To J. S. Henslow   [after 6 December 1856]1


You can tear off the first page & send it to Fisher & you will have no more trouble on subject.—2

I was very glad to have your letter & hear a little news of you.— Your success with your village girls strikes me as nothing less than marvellous.3 I am delighted to hear how well your son is going on,4 & that the by me truly honoured name of Henslow will have a Botanical successor.— We are all pretty well, & my Boys are now d.65 Is it not awful? I am working away steadily & very hard at my work on Variation; & I find the whole subject deeply interesting, but horribly perplexed.—

My dear Henslow | Your affectionate old Pupil | C. Darwin


The letter could have been written at any time after the birth of Charles Waring Darwin, but CD’s reference implies that this is the first that Henslow knew of the baby (see n. 5, below).
Francis Fisher was a fellow of Jesus College, Cambridge (see Correspondence vol. 5, letter from J. S. Henslow, 29 June 1855).
Henslow offered a course in botany for the school children of his parish in Hitcham.

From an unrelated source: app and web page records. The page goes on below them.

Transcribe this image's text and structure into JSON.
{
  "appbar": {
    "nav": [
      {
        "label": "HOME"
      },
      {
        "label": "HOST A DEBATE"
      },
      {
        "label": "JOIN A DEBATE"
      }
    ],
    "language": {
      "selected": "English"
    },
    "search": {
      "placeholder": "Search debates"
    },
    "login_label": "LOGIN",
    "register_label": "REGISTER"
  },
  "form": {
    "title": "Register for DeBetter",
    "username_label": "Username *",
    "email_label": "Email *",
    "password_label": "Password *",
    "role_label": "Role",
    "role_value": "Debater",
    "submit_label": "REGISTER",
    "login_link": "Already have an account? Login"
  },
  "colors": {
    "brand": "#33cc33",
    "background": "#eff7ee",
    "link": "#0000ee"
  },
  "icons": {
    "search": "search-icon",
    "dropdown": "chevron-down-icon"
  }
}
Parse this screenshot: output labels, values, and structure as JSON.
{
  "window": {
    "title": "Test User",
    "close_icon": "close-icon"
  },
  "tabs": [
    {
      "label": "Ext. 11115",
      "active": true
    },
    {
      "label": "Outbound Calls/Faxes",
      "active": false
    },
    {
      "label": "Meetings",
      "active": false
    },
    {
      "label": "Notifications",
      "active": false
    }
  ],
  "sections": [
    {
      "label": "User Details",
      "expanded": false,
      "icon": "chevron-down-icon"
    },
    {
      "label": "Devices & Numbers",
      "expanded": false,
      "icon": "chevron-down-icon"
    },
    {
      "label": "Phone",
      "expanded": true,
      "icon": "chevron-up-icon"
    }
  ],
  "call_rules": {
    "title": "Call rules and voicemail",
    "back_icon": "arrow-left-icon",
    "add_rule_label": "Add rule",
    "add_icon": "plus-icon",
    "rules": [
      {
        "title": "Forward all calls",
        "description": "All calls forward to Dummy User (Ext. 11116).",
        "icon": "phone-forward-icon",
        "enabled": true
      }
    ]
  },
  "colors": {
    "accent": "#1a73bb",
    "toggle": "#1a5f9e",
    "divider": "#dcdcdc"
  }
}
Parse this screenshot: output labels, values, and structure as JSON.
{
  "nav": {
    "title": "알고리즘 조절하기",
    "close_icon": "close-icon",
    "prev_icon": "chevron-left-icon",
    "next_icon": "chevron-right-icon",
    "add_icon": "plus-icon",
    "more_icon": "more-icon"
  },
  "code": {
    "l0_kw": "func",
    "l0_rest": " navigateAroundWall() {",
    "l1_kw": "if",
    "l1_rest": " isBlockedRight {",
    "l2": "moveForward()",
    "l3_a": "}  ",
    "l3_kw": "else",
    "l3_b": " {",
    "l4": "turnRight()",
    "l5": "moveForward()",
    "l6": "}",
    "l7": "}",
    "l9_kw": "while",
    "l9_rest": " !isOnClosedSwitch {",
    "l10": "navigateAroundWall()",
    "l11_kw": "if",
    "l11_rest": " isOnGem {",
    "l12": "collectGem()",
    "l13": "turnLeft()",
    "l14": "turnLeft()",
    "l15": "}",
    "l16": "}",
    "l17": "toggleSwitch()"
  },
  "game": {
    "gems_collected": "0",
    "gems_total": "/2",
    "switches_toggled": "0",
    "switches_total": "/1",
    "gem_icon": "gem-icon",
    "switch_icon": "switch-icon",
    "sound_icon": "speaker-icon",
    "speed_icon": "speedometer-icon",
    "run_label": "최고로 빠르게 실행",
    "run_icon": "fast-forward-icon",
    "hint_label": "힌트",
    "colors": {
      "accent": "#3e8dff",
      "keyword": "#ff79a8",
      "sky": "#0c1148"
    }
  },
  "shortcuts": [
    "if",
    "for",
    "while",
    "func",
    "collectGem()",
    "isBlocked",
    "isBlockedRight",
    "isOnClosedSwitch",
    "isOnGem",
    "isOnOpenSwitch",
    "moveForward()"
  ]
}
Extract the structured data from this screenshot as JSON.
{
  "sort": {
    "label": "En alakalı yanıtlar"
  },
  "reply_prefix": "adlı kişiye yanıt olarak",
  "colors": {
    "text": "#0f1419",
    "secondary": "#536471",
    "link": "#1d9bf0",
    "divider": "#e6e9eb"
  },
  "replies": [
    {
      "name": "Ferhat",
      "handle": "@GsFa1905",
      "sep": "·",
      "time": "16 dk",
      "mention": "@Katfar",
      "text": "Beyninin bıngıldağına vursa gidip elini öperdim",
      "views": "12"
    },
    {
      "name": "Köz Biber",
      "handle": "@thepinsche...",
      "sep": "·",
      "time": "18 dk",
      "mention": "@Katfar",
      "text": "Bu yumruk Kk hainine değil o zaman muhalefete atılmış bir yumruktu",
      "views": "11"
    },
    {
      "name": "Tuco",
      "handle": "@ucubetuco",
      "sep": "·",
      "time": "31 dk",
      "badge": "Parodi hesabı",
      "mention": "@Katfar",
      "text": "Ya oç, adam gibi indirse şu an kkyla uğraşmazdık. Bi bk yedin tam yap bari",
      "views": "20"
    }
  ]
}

In 1856 the Gardeners’ Chronicle and Agricultural Gazette carried a series of his ‘Practical lessons for beginners in botany’. (See also Correspondence vol. 5, letter to J. S. Henslow, 28 July [1855]).
George Henslow, aged 21, was an undergraduate at Christ’s College, Cambridge.
Henslow referred to CD’s children as little ‘d’s’ (see Correspondence vol. 2, letter from J. S. Henslow, 9 October 1843). Charles Waring Darwin, born 6 December, was CD’s sixth son.


He is steadily and very hard at work on "Variation" [Natural selection] and finds the whole subject "deeply interesting but horribly perplexed".

Letter details

Letter no.
Charles Robert Darwin
John Stevens Henslow
Sent from
Source of text
DAR 93: A115
Physical description
2pp inc

Please cite as

Darwin Correspondence Project, “Letter no. 2006,” accessed on 26 March 2019,

Also published in The Correspondence of Charles Darwin, vol. 6